Men made up 48 percent of Colorado's electorate. Exit polling also showed them splitting evenly between McCain and Obama at 49 percent each. And women, who made up 52 percent of Colorado's voters, went for Obama by 56 percent to 42 percent.
(CNN) - White voters in Colorado - who made up 80 percent of the electorate - evenly split their votes between Barack Obama and John McCain, 49 percent each, exit polls from Tuesday's presidential race show. Latino voters made up 13 percent of the electorate, and they went 2-to-1 for Obama - 64 percent to 32 percent.
Men made up 48 percent of Colorado's electorate. Exit polling also shows them splitting evenly between McCain and Obama at 49 percent each. And women, who made up 52 percent of Colorado's voters, went for Obama by 56 percent to 42 percent.
Acording to exit polls, John McCain is winning among America's Protestants but Barack Obama took the Catholics.
Among voters surveyed, 55 percent identified themselves as Protestant. They went for McCain by 53 percent to 45 percent.
While some Catholic bishops stressed the Church's opposition to abortion rights as the most-important issue for the faithful to consider, Catholics - who made up 26 percent of the voters today - went for Obama 53 percent to 45 percent.
Jewish voters - 2 percent of the electorate today - went heavily for Obama: 78 percent to 21 percent.
Twelve percent of those surveyed today say responded "none" when asked about their religion. They went for Obama 76 percent to 22 percent.
(CNN) - Two of three voters in Oregon's Democratic primary disagree with Hillary Clinton's call for a moratorium in the federal gasoline tax. Twenty-six percent of the voters in CNN's Oregon voter poll, conducted by phone, think suspending the gas tax is a good idea; they went for Clinton over Barack Obama 64 to 34 percent. Sixty-three percent think it's a bad idea to suspend the gas tax - those voters supported Obama 67 to 31 percent.

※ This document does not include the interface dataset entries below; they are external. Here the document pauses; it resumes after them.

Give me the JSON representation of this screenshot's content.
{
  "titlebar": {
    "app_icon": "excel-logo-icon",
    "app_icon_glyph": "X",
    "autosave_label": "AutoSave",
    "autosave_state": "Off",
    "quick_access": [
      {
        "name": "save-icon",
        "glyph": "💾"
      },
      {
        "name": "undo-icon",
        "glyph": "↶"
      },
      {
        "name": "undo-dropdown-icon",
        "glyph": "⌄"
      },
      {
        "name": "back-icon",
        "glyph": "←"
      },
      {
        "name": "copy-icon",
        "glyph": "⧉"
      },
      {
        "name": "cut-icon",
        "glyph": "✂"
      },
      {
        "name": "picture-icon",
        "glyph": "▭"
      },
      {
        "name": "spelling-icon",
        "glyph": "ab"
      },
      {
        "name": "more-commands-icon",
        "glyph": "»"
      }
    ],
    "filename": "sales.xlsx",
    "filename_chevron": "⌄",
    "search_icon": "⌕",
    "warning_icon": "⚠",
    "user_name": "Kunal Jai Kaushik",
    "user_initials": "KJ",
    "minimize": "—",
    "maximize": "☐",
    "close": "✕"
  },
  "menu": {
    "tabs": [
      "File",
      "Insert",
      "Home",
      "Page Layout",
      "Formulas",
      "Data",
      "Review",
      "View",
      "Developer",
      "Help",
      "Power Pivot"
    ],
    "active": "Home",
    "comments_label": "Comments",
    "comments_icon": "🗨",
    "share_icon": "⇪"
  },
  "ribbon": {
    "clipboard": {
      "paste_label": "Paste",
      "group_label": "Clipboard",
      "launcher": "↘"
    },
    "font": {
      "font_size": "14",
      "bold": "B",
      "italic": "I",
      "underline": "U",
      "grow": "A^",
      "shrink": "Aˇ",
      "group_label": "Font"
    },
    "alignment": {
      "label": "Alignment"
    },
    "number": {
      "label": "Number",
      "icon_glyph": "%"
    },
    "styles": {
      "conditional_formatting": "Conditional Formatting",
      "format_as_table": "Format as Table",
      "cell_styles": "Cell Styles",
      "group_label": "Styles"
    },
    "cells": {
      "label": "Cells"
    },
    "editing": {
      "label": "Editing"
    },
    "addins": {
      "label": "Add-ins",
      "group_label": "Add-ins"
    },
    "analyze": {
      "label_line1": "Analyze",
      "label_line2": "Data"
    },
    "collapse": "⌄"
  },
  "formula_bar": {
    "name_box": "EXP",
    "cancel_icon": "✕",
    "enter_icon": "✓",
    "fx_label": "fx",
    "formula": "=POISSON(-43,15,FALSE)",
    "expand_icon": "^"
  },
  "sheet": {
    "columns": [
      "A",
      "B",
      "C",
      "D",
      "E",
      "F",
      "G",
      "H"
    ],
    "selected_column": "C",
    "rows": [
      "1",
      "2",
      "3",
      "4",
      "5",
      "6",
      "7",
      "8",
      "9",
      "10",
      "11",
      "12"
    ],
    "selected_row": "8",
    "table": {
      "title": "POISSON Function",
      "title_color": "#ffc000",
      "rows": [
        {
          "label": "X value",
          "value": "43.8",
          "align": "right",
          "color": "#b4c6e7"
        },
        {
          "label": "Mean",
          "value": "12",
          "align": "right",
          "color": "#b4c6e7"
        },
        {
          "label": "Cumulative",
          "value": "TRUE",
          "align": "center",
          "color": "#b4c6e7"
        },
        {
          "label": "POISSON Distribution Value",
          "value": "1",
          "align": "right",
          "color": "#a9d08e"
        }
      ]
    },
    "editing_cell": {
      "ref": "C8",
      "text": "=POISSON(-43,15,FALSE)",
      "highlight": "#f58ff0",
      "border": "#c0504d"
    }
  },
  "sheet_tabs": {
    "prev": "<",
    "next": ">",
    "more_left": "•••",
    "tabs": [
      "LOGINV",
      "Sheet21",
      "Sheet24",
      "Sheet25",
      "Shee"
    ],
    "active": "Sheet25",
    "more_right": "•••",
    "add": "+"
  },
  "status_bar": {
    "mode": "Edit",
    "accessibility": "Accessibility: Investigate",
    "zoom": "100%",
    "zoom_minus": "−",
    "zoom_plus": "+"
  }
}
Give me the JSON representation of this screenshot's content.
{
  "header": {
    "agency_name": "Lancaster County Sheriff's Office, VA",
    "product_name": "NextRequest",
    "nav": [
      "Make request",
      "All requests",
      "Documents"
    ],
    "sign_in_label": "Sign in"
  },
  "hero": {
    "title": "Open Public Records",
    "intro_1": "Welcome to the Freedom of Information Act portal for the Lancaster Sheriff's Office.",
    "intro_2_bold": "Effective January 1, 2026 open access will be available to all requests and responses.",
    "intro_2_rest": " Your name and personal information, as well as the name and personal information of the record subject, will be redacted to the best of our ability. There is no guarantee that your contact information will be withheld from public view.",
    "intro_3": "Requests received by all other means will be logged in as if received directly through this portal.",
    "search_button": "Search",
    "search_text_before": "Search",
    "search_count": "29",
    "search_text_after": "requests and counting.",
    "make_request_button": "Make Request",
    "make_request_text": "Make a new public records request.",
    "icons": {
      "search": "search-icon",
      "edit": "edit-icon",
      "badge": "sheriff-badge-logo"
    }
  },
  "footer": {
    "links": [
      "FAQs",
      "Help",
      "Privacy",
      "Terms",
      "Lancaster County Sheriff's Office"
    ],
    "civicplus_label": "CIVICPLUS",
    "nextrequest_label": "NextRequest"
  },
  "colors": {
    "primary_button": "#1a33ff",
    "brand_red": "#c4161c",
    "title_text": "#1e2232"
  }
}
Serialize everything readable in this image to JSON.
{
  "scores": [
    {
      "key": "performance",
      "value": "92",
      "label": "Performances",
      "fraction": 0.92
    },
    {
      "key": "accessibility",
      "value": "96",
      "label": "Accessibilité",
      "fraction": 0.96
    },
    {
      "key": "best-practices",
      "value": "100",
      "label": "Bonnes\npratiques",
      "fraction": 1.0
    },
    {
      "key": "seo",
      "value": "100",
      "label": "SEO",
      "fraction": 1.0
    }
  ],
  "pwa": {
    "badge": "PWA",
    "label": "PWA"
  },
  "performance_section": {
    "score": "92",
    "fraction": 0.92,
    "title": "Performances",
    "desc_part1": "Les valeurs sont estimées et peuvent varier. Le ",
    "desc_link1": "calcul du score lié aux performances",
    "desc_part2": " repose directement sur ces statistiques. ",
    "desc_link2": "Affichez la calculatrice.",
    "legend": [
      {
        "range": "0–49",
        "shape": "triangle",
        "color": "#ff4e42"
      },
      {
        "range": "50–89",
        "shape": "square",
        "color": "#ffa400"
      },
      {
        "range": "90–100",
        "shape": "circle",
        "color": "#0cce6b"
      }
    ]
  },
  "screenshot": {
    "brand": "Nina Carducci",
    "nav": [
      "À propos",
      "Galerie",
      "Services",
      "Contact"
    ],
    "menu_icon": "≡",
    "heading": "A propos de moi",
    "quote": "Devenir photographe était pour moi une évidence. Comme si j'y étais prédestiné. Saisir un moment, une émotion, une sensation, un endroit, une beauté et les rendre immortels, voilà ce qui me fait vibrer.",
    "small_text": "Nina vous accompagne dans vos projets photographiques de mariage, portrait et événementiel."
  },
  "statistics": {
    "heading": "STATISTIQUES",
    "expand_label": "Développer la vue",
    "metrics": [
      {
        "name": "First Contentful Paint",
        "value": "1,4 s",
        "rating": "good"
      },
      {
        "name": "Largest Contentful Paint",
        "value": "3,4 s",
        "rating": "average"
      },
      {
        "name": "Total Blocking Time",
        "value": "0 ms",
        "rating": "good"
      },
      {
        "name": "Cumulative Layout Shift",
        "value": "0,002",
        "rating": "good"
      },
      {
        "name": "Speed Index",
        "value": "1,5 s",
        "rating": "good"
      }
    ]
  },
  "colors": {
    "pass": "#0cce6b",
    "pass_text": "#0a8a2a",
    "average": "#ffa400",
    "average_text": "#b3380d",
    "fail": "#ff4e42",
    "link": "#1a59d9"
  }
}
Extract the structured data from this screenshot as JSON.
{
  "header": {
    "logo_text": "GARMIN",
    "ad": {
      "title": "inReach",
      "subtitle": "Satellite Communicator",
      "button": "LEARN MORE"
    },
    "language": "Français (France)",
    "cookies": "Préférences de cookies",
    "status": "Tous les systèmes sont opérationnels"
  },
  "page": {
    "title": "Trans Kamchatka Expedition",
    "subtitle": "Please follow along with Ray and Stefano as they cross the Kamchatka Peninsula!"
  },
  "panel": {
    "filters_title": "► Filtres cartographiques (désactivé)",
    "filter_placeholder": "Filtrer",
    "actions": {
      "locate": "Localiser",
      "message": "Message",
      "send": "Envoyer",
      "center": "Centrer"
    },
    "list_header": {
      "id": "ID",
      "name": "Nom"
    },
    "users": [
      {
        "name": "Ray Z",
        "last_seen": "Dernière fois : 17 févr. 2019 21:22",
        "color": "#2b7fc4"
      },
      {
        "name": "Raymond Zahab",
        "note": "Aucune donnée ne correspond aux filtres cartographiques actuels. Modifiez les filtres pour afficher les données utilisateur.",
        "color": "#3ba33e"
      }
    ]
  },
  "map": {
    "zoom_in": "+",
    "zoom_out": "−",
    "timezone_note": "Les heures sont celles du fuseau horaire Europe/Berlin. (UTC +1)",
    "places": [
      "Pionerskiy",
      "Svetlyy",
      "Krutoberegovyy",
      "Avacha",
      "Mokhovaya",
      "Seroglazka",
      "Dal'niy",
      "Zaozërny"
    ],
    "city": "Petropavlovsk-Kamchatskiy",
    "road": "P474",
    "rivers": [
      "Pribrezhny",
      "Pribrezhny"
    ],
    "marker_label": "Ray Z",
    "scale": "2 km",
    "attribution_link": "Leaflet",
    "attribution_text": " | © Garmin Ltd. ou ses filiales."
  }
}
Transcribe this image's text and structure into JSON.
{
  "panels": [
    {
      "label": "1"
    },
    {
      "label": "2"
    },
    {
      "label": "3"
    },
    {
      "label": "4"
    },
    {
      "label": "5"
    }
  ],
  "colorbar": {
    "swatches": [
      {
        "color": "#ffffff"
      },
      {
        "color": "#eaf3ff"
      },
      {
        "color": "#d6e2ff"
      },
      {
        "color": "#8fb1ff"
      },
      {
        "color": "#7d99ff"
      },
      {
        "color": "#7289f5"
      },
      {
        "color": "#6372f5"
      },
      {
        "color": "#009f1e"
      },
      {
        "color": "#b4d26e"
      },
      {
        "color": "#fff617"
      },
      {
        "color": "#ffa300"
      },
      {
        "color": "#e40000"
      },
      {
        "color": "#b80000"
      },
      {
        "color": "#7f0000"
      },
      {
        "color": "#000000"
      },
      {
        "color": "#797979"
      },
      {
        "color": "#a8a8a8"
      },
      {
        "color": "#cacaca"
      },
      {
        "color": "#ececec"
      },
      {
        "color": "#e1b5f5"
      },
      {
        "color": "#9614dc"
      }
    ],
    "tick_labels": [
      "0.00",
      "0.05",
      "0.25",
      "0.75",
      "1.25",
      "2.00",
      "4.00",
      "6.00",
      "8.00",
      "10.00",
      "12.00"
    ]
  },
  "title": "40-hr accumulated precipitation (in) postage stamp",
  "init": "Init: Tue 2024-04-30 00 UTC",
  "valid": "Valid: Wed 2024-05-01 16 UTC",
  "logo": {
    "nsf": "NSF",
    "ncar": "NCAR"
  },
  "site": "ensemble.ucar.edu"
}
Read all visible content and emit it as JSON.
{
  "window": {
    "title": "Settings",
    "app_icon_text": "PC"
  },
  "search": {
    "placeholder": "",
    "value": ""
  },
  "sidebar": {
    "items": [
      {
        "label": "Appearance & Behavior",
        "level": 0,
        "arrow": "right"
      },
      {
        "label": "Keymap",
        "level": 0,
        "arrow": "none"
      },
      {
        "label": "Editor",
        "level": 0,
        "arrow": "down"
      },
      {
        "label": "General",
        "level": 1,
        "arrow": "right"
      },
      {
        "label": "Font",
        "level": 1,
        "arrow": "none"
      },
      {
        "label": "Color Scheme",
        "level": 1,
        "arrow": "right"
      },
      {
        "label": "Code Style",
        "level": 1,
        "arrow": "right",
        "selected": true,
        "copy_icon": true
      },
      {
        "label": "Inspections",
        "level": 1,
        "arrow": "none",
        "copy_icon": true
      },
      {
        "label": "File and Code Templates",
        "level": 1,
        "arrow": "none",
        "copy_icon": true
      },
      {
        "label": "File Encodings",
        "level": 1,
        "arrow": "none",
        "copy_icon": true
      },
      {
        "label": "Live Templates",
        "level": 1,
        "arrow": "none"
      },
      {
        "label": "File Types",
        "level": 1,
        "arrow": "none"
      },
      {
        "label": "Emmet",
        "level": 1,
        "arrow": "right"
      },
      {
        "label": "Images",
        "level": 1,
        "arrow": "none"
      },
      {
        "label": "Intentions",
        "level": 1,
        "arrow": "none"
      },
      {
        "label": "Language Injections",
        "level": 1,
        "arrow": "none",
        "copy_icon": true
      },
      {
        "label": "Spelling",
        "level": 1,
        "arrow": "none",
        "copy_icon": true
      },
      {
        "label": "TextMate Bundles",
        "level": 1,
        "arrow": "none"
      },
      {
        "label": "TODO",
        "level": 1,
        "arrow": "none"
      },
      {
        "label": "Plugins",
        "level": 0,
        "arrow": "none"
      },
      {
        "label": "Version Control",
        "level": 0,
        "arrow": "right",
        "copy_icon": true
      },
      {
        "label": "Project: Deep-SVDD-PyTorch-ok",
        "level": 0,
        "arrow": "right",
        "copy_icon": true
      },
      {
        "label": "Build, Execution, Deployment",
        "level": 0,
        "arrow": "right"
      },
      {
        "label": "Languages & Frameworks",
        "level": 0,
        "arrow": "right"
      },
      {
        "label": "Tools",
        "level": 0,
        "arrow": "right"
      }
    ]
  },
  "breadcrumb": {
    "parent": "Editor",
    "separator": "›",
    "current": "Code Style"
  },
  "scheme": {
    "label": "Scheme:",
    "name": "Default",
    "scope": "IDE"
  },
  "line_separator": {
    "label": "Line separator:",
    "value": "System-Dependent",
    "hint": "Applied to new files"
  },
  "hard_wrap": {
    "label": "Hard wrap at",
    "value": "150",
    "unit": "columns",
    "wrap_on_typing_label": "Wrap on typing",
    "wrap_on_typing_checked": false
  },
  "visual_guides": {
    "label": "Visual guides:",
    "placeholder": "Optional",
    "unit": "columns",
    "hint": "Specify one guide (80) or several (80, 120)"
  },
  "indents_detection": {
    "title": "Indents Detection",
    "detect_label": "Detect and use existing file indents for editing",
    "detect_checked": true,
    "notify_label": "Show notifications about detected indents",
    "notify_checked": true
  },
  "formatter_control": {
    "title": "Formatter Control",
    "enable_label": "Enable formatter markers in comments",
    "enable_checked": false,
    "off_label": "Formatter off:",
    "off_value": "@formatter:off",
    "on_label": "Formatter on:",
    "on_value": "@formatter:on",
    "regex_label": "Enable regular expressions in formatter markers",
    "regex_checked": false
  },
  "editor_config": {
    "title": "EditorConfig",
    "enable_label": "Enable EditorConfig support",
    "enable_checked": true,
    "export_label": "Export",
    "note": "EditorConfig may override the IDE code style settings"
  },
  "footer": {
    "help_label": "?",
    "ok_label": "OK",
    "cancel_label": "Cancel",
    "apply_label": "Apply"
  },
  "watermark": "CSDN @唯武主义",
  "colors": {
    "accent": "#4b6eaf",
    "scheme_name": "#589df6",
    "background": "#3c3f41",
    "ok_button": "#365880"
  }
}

(CNN) - Is John Edwards' recent endorsement of Barack Obama important? Forty-five percent of the voters in today's Kentucky's Democratic primary think so. But exit polls show they split their vote: 48 percent voted for Obama, and 47 percent for Clinton.
Fifty-two percent of today's voters in Kentucky say Edwards' endorsement of Obama was not important. They went overwhelmingly for Clinton: 81 to 14 percent.
(CNN) - Early exit polling from Kentucky shows the magnitude of Hillary Clinton’s victory there. Clinton won among men 62 to 32 percent. She won among women 67 to 27 percent.
She won in all age groups: 55 to 39 percent among voters between 17 and 29 years old; 61 to 35 percent among voters aged 30-44; 65 to 28 percent among voters 45-64 and 77 to 18 percent among voters 65 and older.
Clinton also won among all income groups: 67 to 28 percent among voters who make less than $50,000 a year and 63 to 31 percent among voters who make $50,000 a year or more.
Clinton won among people of all education levels: 74 to 21 percent among Kentucky Democratic voters who have no college education and 60 to 34 percent among college-educated voters.
Eighty-nine percent of today's voters in Kentucky are white. Among them, Clinton won 72 to 22 percent. Nine percent of today's voters in the state are African-American; they went overwhelmingly for Barack Obama, 87 to 7 percent.
(CNN) - Relatively few voters in Kentucky waited until the last minute to decide which Democratic presidential candidate to support. Early exit polls in Kentucky show 14 percent of today's voters decided in the last week - 85 percent had already made up their minds.